Search the listing for the string "JSON" and copy every line that contains it.

Input material: Begin

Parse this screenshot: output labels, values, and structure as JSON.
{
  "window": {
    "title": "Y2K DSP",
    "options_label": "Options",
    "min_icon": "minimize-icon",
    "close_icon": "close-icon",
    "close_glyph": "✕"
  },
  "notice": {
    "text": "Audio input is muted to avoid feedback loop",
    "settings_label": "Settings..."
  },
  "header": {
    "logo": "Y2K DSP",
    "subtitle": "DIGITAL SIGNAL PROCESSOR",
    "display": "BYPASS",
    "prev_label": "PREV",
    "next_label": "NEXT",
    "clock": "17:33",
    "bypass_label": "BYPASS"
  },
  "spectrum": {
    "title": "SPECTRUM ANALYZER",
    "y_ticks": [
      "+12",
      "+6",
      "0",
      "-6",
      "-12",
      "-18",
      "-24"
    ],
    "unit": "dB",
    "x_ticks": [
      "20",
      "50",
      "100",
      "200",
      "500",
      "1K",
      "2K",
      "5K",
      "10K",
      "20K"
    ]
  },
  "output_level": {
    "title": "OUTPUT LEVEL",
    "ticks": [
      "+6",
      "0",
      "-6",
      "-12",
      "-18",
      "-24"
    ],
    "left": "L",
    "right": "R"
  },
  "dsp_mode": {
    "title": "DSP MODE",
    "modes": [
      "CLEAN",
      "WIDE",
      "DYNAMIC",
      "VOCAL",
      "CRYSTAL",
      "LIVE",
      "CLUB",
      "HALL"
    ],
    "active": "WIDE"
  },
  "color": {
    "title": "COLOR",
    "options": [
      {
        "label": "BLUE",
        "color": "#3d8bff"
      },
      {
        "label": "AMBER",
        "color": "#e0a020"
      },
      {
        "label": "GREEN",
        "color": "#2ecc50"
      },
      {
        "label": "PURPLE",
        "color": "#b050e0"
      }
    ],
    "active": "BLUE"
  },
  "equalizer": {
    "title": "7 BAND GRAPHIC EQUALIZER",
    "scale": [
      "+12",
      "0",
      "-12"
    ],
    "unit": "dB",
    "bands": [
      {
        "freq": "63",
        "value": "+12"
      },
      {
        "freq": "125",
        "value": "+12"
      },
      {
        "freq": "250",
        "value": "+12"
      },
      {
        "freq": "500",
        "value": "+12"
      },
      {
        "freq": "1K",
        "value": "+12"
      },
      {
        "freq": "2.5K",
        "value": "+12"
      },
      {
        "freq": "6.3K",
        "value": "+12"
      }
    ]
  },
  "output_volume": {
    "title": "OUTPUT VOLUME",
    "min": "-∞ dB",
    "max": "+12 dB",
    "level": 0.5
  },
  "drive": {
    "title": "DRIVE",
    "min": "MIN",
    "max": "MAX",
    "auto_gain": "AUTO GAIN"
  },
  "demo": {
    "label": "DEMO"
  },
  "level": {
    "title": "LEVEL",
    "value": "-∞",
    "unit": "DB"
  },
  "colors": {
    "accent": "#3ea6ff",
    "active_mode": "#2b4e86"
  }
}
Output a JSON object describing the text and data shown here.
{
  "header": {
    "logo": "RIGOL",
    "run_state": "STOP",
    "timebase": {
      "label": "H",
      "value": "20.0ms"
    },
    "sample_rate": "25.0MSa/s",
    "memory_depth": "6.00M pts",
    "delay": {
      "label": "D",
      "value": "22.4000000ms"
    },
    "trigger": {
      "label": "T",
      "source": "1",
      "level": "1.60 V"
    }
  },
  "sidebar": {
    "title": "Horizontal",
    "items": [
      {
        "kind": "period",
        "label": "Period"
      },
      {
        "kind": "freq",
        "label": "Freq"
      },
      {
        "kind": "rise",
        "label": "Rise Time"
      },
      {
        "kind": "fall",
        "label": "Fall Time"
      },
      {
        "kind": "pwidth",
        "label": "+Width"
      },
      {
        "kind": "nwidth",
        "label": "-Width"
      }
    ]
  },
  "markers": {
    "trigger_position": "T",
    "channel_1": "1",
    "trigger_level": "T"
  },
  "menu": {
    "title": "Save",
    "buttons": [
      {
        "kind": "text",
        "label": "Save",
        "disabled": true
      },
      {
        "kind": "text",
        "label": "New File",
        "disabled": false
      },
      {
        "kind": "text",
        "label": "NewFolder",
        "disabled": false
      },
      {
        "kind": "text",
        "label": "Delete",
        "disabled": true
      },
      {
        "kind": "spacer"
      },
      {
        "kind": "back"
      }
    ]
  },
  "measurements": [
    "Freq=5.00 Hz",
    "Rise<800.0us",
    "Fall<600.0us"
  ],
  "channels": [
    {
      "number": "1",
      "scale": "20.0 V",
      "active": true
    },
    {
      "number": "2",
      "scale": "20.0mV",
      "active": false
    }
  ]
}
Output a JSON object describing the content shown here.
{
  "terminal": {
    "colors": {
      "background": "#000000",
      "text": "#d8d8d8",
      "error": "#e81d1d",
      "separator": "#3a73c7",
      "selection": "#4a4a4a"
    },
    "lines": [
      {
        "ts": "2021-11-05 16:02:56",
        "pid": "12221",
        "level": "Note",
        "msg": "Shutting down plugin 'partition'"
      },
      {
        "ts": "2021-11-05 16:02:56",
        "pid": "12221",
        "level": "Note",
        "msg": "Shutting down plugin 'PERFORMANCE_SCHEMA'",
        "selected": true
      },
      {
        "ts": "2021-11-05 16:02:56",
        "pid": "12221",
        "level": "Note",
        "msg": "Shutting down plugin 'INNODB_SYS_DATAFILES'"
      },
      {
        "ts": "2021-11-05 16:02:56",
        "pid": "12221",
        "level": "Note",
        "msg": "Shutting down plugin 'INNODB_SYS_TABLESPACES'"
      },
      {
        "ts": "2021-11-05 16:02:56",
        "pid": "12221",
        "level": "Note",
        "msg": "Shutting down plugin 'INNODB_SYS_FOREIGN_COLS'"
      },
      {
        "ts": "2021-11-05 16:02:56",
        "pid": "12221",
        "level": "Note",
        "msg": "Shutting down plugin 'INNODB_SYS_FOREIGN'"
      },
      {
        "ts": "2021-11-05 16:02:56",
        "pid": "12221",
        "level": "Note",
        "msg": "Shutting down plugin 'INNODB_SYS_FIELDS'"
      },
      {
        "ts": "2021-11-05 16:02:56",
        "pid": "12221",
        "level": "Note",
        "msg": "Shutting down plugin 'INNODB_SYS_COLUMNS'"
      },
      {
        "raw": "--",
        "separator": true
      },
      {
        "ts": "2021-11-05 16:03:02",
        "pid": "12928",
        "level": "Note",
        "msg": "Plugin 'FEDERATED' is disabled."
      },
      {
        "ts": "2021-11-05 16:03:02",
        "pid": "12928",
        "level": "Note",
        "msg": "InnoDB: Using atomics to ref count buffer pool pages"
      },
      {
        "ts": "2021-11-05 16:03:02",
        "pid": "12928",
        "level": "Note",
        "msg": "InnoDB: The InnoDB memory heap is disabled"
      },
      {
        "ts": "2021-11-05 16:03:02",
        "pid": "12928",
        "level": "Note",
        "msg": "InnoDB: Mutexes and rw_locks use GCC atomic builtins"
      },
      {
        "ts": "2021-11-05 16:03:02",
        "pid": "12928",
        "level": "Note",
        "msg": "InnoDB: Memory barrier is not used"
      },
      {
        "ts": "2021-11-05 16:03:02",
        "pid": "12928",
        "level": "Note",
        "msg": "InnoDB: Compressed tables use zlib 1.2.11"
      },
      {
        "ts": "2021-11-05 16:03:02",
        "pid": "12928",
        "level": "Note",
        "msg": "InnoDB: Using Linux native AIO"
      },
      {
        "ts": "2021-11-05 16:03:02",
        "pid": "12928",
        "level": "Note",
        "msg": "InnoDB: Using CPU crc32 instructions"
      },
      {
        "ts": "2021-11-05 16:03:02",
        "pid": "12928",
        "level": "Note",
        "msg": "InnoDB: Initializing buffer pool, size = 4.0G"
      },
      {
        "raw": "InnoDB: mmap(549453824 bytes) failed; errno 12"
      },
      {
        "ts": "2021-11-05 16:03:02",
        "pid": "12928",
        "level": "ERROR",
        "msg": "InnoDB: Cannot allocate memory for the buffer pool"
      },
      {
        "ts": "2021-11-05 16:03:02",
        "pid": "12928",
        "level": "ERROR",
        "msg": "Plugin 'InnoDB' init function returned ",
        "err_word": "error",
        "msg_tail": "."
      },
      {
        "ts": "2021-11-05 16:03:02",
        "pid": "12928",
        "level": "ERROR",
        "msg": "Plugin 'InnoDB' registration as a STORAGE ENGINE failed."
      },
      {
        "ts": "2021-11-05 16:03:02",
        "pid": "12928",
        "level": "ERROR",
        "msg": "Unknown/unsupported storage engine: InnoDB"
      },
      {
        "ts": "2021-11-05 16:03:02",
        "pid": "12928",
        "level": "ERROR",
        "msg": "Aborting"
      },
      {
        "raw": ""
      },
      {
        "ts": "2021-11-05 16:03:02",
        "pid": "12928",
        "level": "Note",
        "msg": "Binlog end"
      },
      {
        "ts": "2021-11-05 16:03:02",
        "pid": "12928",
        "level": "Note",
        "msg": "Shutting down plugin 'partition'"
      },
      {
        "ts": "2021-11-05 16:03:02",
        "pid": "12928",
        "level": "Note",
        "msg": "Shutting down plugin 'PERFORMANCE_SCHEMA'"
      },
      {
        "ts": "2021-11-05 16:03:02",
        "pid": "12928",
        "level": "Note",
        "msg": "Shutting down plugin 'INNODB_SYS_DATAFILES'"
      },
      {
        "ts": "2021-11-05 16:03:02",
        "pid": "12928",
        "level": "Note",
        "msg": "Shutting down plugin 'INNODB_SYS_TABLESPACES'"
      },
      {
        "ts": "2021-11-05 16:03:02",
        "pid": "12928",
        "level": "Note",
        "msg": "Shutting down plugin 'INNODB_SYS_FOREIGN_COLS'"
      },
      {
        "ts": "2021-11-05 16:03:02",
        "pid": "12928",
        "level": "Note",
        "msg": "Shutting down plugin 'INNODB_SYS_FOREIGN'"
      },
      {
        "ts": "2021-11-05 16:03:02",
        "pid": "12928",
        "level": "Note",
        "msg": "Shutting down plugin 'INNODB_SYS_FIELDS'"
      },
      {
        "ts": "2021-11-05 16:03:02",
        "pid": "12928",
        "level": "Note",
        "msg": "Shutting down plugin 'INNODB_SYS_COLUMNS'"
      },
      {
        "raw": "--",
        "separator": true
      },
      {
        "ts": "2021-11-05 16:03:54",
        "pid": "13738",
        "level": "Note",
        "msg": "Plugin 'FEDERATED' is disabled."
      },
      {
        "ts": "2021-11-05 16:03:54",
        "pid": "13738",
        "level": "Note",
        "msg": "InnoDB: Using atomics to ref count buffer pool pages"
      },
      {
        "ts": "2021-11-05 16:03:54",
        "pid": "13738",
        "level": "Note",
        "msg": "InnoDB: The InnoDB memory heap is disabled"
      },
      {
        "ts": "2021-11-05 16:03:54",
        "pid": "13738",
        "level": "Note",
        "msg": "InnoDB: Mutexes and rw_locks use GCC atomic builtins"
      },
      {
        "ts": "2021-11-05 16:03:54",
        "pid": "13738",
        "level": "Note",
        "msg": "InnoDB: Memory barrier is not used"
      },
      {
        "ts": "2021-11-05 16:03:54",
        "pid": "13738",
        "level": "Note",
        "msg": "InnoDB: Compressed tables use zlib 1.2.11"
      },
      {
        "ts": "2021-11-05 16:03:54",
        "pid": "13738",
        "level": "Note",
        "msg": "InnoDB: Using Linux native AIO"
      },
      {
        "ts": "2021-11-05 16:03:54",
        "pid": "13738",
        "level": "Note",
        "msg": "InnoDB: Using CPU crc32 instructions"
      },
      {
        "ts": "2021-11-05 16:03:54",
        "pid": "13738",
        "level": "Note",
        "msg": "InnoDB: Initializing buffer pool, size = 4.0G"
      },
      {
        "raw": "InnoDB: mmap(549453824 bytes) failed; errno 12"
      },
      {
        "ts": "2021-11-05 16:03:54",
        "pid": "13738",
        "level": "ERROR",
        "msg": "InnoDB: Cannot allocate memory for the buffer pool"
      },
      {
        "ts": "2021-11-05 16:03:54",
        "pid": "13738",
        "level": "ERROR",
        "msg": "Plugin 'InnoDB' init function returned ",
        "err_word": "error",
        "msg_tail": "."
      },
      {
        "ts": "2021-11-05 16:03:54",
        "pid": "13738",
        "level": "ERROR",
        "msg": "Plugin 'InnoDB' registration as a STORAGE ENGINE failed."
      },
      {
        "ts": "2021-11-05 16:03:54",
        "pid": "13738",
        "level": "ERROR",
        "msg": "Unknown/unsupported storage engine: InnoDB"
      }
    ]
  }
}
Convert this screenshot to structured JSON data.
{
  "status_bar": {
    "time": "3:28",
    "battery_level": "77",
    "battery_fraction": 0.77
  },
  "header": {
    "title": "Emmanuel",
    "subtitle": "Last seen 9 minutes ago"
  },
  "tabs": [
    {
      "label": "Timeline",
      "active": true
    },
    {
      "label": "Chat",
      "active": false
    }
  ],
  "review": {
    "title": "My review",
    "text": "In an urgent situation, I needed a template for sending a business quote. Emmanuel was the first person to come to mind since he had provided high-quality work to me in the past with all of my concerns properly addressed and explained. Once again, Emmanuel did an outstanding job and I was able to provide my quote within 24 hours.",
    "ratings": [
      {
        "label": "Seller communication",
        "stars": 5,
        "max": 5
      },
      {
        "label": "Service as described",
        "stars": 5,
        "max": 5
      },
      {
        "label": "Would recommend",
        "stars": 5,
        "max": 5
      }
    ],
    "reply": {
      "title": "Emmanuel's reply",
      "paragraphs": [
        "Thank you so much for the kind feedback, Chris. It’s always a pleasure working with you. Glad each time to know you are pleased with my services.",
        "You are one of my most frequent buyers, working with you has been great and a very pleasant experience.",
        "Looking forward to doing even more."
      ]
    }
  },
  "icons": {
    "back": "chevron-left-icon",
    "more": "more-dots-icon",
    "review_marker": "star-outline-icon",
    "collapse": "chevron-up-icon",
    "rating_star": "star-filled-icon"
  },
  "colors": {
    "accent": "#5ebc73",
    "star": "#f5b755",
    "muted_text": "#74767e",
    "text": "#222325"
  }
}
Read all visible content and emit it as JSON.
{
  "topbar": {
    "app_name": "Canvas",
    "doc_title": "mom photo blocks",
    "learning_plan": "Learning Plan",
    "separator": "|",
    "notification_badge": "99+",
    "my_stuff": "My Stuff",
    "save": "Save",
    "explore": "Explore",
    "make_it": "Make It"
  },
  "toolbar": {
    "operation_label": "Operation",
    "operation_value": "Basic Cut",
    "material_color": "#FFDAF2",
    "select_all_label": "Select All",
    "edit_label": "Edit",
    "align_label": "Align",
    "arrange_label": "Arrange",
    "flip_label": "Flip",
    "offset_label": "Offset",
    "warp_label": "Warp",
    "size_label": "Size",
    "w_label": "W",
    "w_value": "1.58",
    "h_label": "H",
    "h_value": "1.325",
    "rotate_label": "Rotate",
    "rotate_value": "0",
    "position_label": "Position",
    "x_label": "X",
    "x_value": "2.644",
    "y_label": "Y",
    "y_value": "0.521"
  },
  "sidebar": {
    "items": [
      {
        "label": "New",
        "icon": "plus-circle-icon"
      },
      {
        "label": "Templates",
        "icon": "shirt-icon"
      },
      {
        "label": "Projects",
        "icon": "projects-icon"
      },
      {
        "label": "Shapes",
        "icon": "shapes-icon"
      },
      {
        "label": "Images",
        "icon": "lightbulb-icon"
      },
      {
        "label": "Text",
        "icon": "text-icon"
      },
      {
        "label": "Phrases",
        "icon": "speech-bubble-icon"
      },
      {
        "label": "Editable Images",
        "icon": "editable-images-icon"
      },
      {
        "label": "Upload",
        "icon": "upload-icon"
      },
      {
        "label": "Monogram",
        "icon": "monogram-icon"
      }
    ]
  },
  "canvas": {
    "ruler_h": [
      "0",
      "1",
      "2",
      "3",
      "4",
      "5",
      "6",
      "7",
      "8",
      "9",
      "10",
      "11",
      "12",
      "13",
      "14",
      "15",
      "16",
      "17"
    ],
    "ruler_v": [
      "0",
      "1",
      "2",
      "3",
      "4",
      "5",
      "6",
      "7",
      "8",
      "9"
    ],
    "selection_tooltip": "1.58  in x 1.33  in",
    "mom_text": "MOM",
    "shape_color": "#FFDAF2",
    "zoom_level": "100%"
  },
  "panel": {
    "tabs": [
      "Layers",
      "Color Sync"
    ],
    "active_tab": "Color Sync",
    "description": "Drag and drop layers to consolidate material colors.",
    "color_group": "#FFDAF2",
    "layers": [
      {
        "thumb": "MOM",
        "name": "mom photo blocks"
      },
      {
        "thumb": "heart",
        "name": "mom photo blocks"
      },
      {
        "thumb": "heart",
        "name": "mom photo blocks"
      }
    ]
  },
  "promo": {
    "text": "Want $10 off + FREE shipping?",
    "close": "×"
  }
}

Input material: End

Result of the task:
Parse this screenshot: output labels, values, and structure as JSON.
Output a JSON object describing the text and data shown here.
Output a JSON object describing the content shown here.
Convert this screenshot to structured JSON data.
Read all visible content and emit it as JSON.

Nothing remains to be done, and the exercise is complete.